• Task objective:
Output the data that follows exactly, line for line.

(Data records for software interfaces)
§

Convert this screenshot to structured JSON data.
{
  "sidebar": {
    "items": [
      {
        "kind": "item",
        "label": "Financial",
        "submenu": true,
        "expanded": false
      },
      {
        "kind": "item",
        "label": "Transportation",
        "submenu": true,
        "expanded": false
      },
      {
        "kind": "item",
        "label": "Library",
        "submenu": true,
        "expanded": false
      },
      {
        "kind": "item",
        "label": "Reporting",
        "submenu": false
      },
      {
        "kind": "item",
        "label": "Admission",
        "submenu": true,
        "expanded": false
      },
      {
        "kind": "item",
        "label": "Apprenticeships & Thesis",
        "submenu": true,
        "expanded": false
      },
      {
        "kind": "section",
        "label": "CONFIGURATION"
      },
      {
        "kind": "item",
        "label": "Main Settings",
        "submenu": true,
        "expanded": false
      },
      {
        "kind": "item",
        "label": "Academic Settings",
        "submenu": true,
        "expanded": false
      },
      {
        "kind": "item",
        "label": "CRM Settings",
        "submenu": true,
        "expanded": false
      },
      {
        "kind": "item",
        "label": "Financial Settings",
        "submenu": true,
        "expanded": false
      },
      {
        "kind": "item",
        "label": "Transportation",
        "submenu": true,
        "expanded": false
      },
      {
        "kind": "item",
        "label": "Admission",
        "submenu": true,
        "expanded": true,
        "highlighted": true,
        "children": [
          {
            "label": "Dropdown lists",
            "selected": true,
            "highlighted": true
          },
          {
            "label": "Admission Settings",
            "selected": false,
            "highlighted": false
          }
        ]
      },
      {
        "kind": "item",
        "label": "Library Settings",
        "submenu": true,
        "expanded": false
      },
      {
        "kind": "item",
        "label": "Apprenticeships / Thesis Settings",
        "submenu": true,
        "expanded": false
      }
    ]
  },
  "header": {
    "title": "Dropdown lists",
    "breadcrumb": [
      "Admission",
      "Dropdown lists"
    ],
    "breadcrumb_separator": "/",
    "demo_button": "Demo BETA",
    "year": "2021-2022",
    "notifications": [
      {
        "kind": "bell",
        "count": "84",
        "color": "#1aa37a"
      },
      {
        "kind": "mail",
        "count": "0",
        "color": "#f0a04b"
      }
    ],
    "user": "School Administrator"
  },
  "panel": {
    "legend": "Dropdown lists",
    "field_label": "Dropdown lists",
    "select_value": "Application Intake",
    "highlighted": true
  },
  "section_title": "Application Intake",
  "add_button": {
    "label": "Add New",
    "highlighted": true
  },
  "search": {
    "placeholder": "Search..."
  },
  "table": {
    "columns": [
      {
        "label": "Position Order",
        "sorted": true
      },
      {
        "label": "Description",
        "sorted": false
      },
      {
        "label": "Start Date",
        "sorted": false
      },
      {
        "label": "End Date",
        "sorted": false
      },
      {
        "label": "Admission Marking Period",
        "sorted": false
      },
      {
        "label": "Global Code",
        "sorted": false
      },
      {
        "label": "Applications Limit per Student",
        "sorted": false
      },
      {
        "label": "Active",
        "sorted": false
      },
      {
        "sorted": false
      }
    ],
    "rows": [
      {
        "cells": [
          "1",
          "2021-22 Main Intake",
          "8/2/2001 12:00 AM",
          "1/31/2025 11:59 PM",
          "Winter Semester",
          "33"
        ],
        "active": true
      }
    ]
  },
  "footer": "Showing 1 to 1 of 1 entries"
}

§

• Answer box:
Convert this screenshot to structured JSON data.
{
  "sidebar": {
    "items": [
      {
        "kind": "item",
        "label": "Financial",
        "submenu": true,
        "expanded": false
      },
      {
        "kind": "item",
        "label": "Transportation",
        "submenu": true,
        "expanded": false
      },
      {
        "kind": "item",
        "label": "Library",
        "submenu": true,
        "expanded": false
      },
      {
        "kind": "item",
        "label": "Reporting",
        "submenu": false
      },
      {
        "kind": "item",
        "label": "Admission",
        "submenu": true,
        "expanded": false
      },
      {
        "kind": "item",
        "label": "Apprenticeships & Thesis",
        "submenu": true,
        "expanded": false
      },
      {
        "kind": "section",
        "label": "CONFIGURATION"
      },
      {
        "kind": "item",
        "label": "Main Settings",
        "submenu": true,
        "expanded": false
      },
      {
        "kind": "item",
        "label": "Academic Settings",
        "submenu": true,
        "expanded": false
      },
      {
        "kind": "item",
        "label": "CRM Settings",
        "submenu": true,
        "expanded": false
      },
      {
        "kind": "item",
        "label": "Financial Settings",
        "submenu": true,
        "expanded": false
      },
      {
        "kind": "item",
        "label": "Transportation",
        "submenu": true,
        "expanded": false
      },
      {
        "kind": "item",
        "label": "Admission",
        "submenu": true,
        "expanded": true,
        "highlighted": true,
        "children": [
          {
            "label": "Dropdown lists",
            "selected": true,
            "highlighted": true
          },
          {
            "label": "Admission Settings",
            "selected": false,
            "highlighted": false
          }
        ]
      },
      {
        "kind": "item",
        "label": "Library Settings",
        "submenu": true,
        "expanded": false
      },
      {
        "kind": "item",
        "label": "Apprenticeships / Thesis Settings",
        "submenu": true,
        "expanded": false
      }
    ]
  },
  "header": {
    "title": "Dropdown lists",
    "breadcrumb": [
      "Admission",
      "Dropdown lists"
    ],
    "breadcrumb_separator": "/",
    "demo_button": "Demo BETA",
    "year": "2021-2022",
    "notifications": [
      {
        "kind": "bell",
        "count": "84",
        "color": "#1aa37a"
      },
      {
        "kind": "mail",
        "count": "0",
        "color": "#f0a04b"
      }
    ],
    "user": "School Administrator"
  },
  "panel": {
    "legend": "Dropdown lists",
    "field_label": "Dropdown lists",
    "select_value": "Application Intake",
    "highlighted": true
  },
  "section_title": "Application Intake",
  "add_button": {
    "label": "Add New",
    "highlighted": true
  },
  "search": {
    "placeholder": "Search..."
  },
  "table": {
    "columns": [
      {
        "label": "Position Order",
        "sorted": true
      },
      {
        "label": "Description",
        "sorted": false
      },
      {
        "label": "Start Date",
        "sorted": false
      },
      {
        "label": "End Date",
        "sorted": false
      },
      {
        "label": "Admission Marking Period",
        "sorted": false
      },
      {
        "label": "Global Code",
        "sorted": false
      },
      {
        "label": "Applications Limit per Student",
        "sorted": false
      },
      {
        "label": "Active",
        "sorted": false
      },
      {
        "sorted": false
      }
    ],
    "rows": [
      {
        "cells": [
          "1",
          "2021-22 Main Intake",
          "8/2/2001 12:00 AM",
          "1/31/2025 11:59 PM",
          "Winter Semester",
          "33"
        ],
        "active": true
      }
    ]
  },
  "footer": "Showing 1 to 1 of 1 entries"
}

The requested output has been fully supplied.